The problem: Write out each record again exactly as it stands.

[Stored items from a collection]
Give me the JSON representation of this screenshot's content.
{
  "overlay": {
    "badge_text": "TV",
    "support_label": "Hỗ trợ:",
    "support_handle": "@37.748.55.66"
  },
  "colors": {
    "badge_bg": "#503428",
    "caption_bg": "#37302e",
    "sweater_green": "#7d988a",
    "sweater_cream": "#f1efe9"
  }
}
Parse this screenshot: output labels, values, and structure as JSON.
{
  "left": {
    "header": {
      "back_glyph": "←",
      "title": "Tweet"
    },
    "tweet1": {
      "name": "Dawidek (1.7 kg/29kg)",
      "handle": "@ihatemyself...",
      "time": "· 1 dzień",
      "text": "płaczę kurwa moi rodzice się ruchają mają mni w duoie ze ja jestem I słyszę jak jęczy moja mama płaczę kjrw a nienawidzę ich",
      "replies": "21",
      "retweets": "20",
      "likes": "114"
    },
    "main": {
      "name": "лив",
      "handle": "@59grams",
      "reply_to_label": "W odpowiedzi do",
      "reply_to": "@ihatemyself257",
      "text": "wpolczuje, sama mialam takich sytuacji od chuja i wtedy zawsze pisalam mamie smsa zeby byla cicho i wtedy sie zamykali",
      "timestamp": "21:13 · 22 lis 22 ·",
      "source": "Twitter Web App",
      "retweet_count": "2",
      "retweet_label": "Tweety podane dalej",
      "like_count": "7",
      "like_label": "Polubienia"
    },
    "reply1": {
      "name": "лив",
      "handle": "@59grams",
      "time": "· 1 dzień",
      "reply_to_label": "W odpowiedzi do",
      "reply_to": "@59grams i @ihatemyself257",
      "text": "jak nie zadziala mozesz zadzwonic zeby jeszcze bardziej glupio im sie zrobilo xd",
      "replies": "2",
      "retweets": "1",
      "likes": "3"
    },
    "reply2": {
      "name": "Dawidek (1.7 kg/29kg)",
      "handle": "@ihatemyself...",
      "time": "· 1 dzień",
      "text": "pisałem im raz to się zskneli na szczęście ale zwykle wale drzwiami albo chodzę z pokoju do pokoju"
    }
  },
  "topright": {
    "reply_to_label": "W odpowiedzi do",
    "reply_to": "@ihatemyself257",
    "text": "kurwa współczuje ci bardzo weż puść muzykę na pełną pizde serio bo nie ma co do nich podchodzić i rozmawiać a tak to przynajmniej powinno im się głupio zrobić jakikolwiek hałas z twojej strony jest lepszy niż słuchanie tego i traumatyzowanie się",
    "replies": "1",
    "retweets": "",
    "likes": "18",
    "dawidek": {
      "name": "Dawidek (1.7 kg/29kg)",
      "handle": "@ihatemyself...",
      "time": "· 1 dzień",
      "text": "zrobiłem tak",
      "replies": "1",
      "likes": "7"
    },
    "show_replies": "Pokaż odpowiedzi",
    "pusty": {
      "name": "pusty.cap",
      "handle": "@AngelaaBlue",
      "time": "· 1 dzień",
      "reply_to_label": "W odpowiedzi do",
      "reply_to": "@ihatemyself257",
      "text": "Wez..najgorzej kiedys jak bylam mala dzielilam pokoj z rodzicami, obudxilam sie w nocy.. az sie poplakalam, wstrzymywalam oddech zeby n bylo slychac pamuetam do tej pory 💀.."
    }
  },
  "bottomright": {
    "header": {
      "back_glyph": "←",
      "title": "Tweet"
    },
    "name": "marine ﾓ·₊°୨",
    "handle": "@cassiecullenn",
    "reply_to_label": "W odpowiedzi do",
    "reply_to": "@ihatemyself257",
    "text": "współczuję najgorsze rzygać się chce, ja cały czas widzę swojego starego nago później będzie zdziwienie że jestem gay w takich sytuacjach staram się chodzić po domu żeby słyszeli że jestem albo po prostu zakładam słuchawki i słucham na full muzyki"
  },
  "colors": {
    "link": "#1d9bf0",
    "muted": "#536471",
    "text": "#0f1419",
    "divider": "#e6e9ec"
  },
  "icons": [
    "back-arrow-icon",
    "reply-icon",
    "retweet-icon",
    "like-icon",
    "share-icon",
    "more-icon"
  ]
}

Exercise answer:
Give me the JSON representation of this screenshot's content.
{
  "overlay": {
    "badge_text": "TV",
    "support_label": "Hỗ trợ:",
    "support_handle": "@37.748.55.66"
  },
  "colors": {
    "badge_bg": "#503428",
    "caption_bg": "#37302e",
    "sweater_green": "#7d988a",
    "sweater_cream": "#f1efe9"
  }
}
Parse this screenshot: output labels, values, and structure as JSON.
{
  "left": {
    "header": {
      "back_glyph": "←",
      "title": "Tweet"
    },
    "tweet1": {
      "name": "Dawidek (1.7 kg/29kg)",
      "handle": "@ihatemyself...",
      "time": "· 1 dzień",
      "text": "płaczę kurwa moi rodzice się ruchają mają mni w duoie ze ja jestem I słyszę jak jęczy moja mama płaczę kjrw a nienawidzę ich",
      "replies": "21",
      "retweets": "20",
      "likes": "114"
    },
    "main": {
      "name": "лив",
      "handle": "@59grams",
      "reply_to_label": "W odpowiedzi do",
      "reply_to": "@ihatemyself257",
      "text": "wpolczuje, sama mialam takich sytuacji od chuja i wtedy zawsze pisalam mamie smsa zeby byla cicho i wtedy sie zamykali",
      "timestamp": "21:13 · 22 lis 22 ·",
      "source": "Twitter Web App",
      "retweet_count": "2",
      "retweet_label": "Tweety podane dalej",
      "like_count": "7",
      "like_label": "Polubienia"
    },
    "reply1": {
      "name": "лив",
      "handle": "@59grams",
      "time": "· 1 dzień",
      "reply_to_label": "W odpowiedzi do",
      "reply_to": "@59grams i @ihatemyself257",
      "text": "jak nie zadziala mozesz zadzwonic zeby jeszcze bardziej glupio im sie zrobilo xd",
      "replies": "2",
      "retweets": "1",
      "likes": "3"
    },
    "reply2": {
      "name": "Dawidek (1.7 kg/29kg)",
      "handle": "@ihatemyself...",
      "time": "· 1 dzień",
      "text": "pisałem im raz to się zskneli na szczęście ale zwykle wale drzwiami albo chodzę z pokoju do pokoju"
    }
  },
  "topright": {
    "reply_to_label": "W odpowiedzi do",
    "reply_to": "@ihatemyself257",
    "text": "kurwa współczuje ci bardzo weż puść muzykę na pełną pizde serio bo nie ma co do nich podchodzić i rozmawiać a tak to przynajmniej powinno im się głupio zrobić jakikolwiek hałas z twojej strony jest lepszy niż słuchanie tego i traumatyzowanie się",
    "replies": "1",
    "retweets": "",
    "likes": "18",
    "dawidek": {
      "name": "Dawidek (1.7 kg/29kg)",
      "handle": "@ihatemyself...",
      "time": "· 1 dzień",
      "text": "zrobiłem tak",
      "replies": "1",
      "likes": "7"
    },
    "show_replies": "Pokaż odpowiedzi",
    "pusty": {
      "name": "pusty.cap",
      "handle": "@AngelaaBlue",
      "time": "· 1 dzień",
      "reply_to_label": "W odpowiedzi do",
      "reply_to": "@ihatemyself257",
      "text": "Wez..najgorzej kiedys jak bylam mala dzielilam pokoj z rodzicami, obudxilam sie w nocy.. az sie poplakalam, wstrzymywalam oddech zeby n bylo slychac pamuetam do tej pory 💀.."
    }
  },
  "bottomright": {
    "header": {
      "back_glyph": "←",
      "title": "Tweet"
    },
    "name": "marine ﾓ·₊°୨",
    "handle": "@cassiecullenn",
    "reply_to_label": "W odpowiedzi do",
    "reply_to": "@ihatemyself257",
    "text": "współczuję najgorsze rzygać się chce, ja cały czas widzę swojego starego nago później będzie zdziwienie że jestem gay w takich sytuacjach staram się chodzić po domu żeby słyszeli że jestem albo po prostu zakładam słuchawki i słucham na full muzyki"
  },
  "colors": {
    "link": "#1d9bf0",
    "muted": "#536471",
    "text": "#0f1419",
    "divider": "#e6e9ec"
  },
  "icons": [
    "back-arrow-icon",
    "reply-icon",
    "retweet-icon",
    "like-icon",
    "share-icon",
    "more-icon"
  ]
}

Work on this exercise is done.